Your signage reflects your brand

Signage with graffiti

If you have a retail shopfront, business premises and branded vehicles, then you should seriously consider your business signage and how it portrays your brand.

Ancillary signage

Security information, opening hours, parking and directional signage are all necessary evils. But make sure it’s properly installed and maintained – otherwise it can detract from your professional appearance.

Ancillary signage

Car park signage

If you own premises which include public areas like car parks, then you’re responsible for their upkeep. If the signs are faded or the reflectability of the signs at night means they can’t be seen, then you could be held liable.

And even if you’re a tenant, you could be held liable if you know of damaged signs, and don’t advise the landlord.

Car park signage

Poor sign content

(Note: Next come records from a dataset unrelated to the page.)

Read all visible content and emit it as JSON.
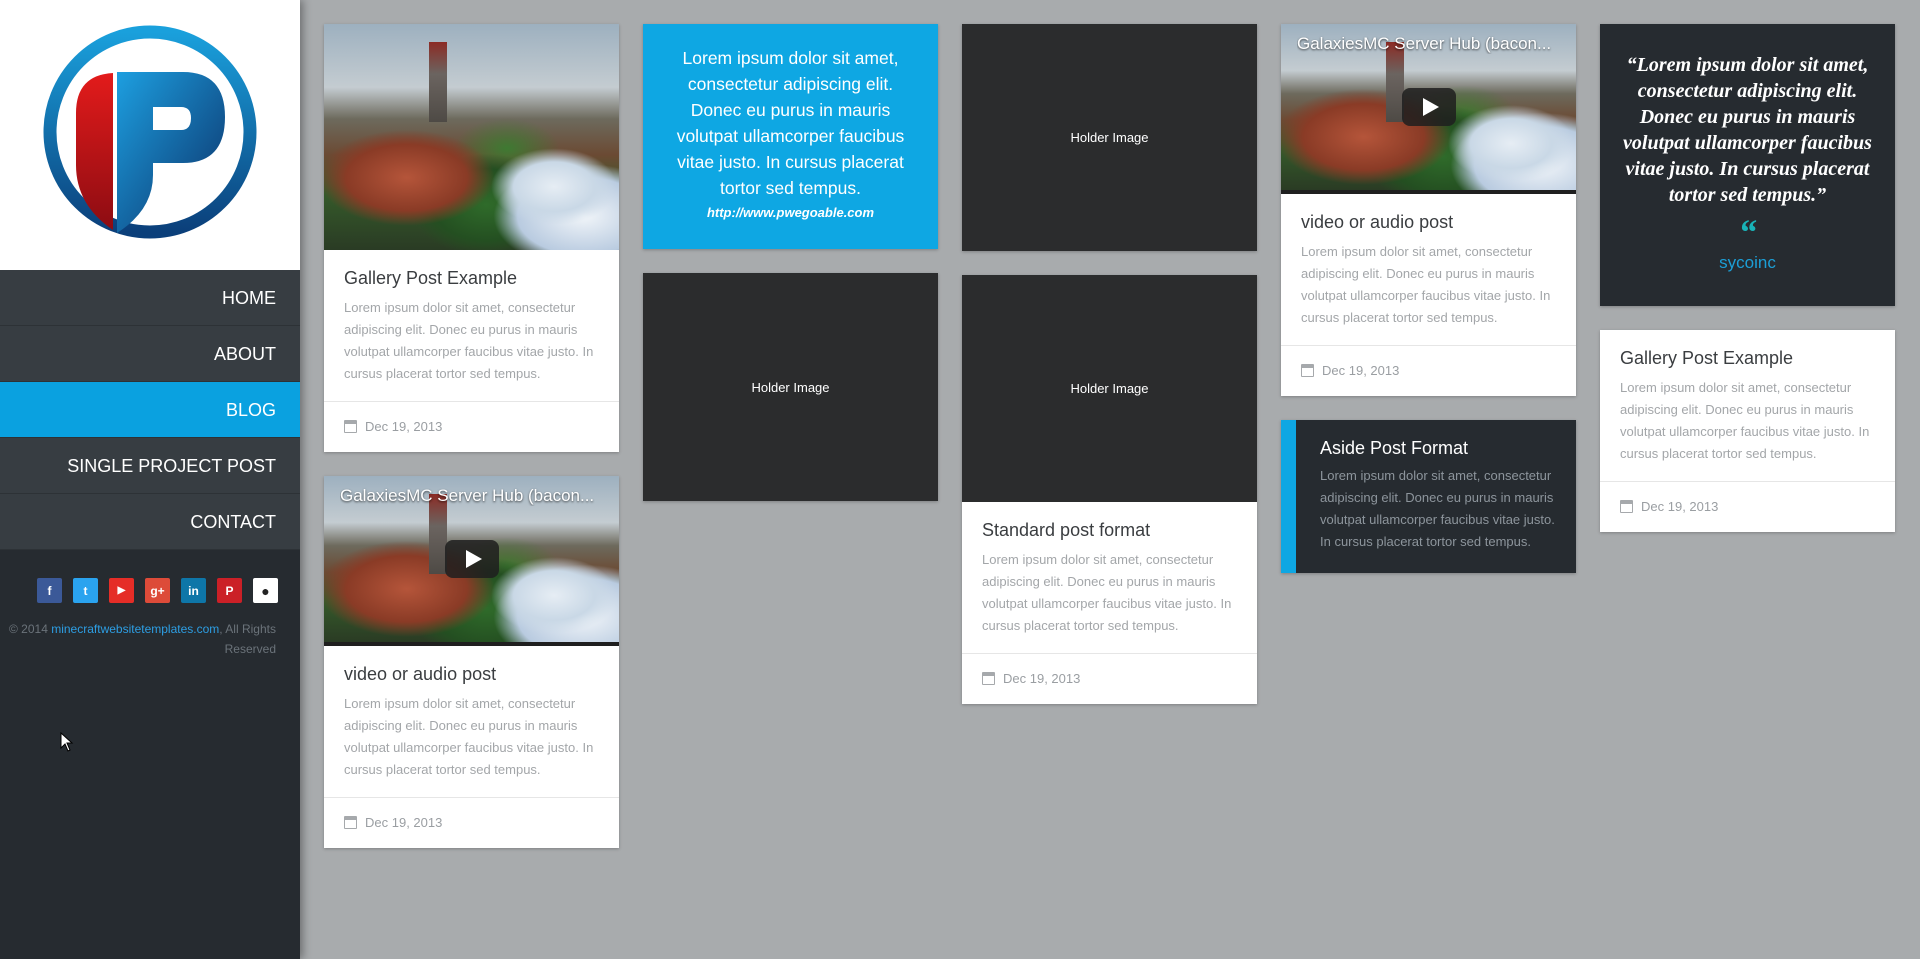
{
  "sidebar": {
    "nav": [
      {
        "label": "HOME",
        "active": false
      },
      {
        "label": "ABOUT",
        "active": false
      },
      {
        "label": "BLOG",
        "active": true
      },
      {
        "label": "SINGLE PROJECT POST",
        "active": false
      },
      {
        "label": "CONTACT",
        "active": false
      }
    ],
    "social": [
      {
        "icon": "facebook-icon",
        "glyph": "f",
        "color": "#3b5998"
      },
      {
        "icon": "twitter-icon",
        "glyph": "t",
        "color": "#2aa3ef"
      },
      {
        "icon": "youtube-icon",
        "glyph": "▶",
        "color": "#e52d27"
      },
      {
        "icon": "google-plus-icon",
        "glyph": "g+",
        "color": "#dd4b39"
      },
      {
        "icon": "linkedin-icon",
        "glyph": "in",
        "color": "#0e76a8"
      },
      {
        "icon": "pinterest-icon",
        "glyph": "P",
        "color": "#cb2027"
      },
      {
        "icon": "github-icon",
        "glyph": "●",
        "color": "#ffffff"
      }
    ],
    "copyright_prefix": "© 2014",
    "copyright_link": "minecraftwebsitetemplates.com",
    "copyright_suffix": ", All Rights Reserved"
  },
  "posts": {
    "gallery1": {
      "title": "Gallery Post Example",
      "text": "Lorem ipsum dolor sit amet, consectetur adipiscing elit. Donec eu purus in mauris volutpat ullamcorper faucibus vitae justo. In cursus placerat tortor sed tempus.",
      "date": "Dec 19, 2013"
    },
    "video1": {
      "video_title": "GalaxiesMC Server Hub (bacon...",
      "title": "video or audio post",
      "text": "Lorem ipsum dolor sit amet, consectetur adipiscing elit. Donec eu purus in mauris volutpat ullamcorper faucibus vitae justo. In cursus placerat tortor sed tempus.",
      "date": "Dec 19, 2013"
    },
    "quote_blue": {
      "text": "Lorem ipsum dolor sit amet, consectetur adipiscing elit. Donec eu purus in mauris volutpat ullamcorper faucibus vitae justo. In cursus placerat tortor sed tempus.",
      "link": "http://www.pwegoable.com"
    },
    "holder1": {
      "label": "Holder Image"
    },
    "holder2": {
      "label": "Holder Image"
    },
    "standard": {
      "holder": "Holder Image",
      "title": "Standard post format",
      "text": "Lorem ipsum dolor sit amet, consectetur adipiscing elit. Donec eu purus in mauris volutpat ullamcorper faucibus vitae justo. In cursus placerat tortor sed tempus.",
      "date": "Dec 19, 2013"
    },
    "video2": {
      "video_title": "GalaxiesMC Server Hub (bacon...",
      "title": "video or audio post",
      "text": "Lorem ipsum dolor sit amet, consectetur adipiscing elit. Donec eu purus in mauris volutpat ullamcorper faucibus vitae justo. In cursus placerat tortor sed tempus.",
      "date": "Dec 19, 2013"
    },
    "aside": {
      "title": "Aside Post Format",
      "text": "Lorem ipsum dolor sit amet, consectetur adipiscing elit. Donec eu purus in mauris volutpat ullamcorper faucibus vitae justo. In cursus placerat tortor sed tempus."
    },
    "quote_dark": {
      "text": "“Lorem ipsum dolor sit amet, consectetur adipiscing elit. Donec eu purus in mauris volutpat ullamcorper faucibus vitae justo. In cursus placerat tortor sed tempus.”",
      "mark": "“",
      "author": "sycoinc"
    },
    "gallery2": {
      "title": "Gallery Post Example",
      "text": "Lorem ipsum dolor sit amet, consectetur adipiscing elit. Donec eu purus in mauris volutpat ullamcorper faucibus vitae justo. In cursus placerat tortor sed tempus.",
      "date": "Dec 19, 2013"
    }
  }
}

I question the purpose of an email address on a retail shopfront (assuming that most people don’t ever email their local takeway). A website address, on the other hand, would be practical. But in addition to this, it’s unprofessional if you don’t have your own domain name.

Consider your content carefully, because it reflects on your business.

Poor sign content example

Faded and peeling signage

It’s a fact of life that signage will eventually peel, fade and crack.

  • If you choose a professional signage company to start with, then your signage will last longer. If the signs are exposed to direct sunlight, then ask for a written guarantee for the signs. Professional signwriters and their vinyl/ink suppliers will have a UV resistance period.
  • You need to clean and maintain your signs. This will help them to last longer (and look better to your clients).
  • If there are signs of deterioration, contact your signwriter to repair or replace the signage.

Faded and peeling signage example

Handpainted signage

There’s absolutely nothing wrong with handpainted signage. In fact, there are some very talented and skilled traditional signwriters who do brilliant work. Having said that, it doesn’t excuse people from DIY signage.

It doesn’t matter how good your products or services are… this kind of signage will devalue your appeal and brand.

DIY signage example

Signage opportunity

Every business has storage areas and functional needs. If it’s visible to your customers or prospects, then you need to consider whether it should be moved out of sight or covered with signage.

missing signage example

Obscured signage

Make sure you consider the long-term effectiveness of your signage. Check if it’s going to be obscured by vehicles, changing conditions or even vegetation. A bit of thought up-front might help to keep-down the cost of repairing or replacing ineffective signs.

signage obscured by vegetation

Poorly designed signage

If your signage is unappealing, ineffective or not visible – then it’s a waste of your money and wasted opportunity. Professional graphic designers will help you to get the most out of your signs, including maximising brand awareness, engaging customers, practical considerations and getting customer attention.

In particular, lighting, contrast and visibility need to be taken into consideration. Especially if some customers could be colour-blind or sight-imparied.

signage obscured by vegetation

Remove old signage

If you’re installing new signage, there’s nothing wrong with using existing substrates… as long as it’s done properly. Make sure your signwriter understands your requirements, and ask plenty of questions to ensure you get the desired result.

visible old signage example

Signage maintenance

Make sure you maintain and repair dirty and damaged signage. Otherwise it reflects on your brand. You could even lose sales.

graffiti on signage example

Signage with typo

Regardless of who designs, prints and installs your signage… make sure you proofread everything carefully.

signage with error

Need someone to improve your signage design? Call Creative Passion on (07) 3366 8166.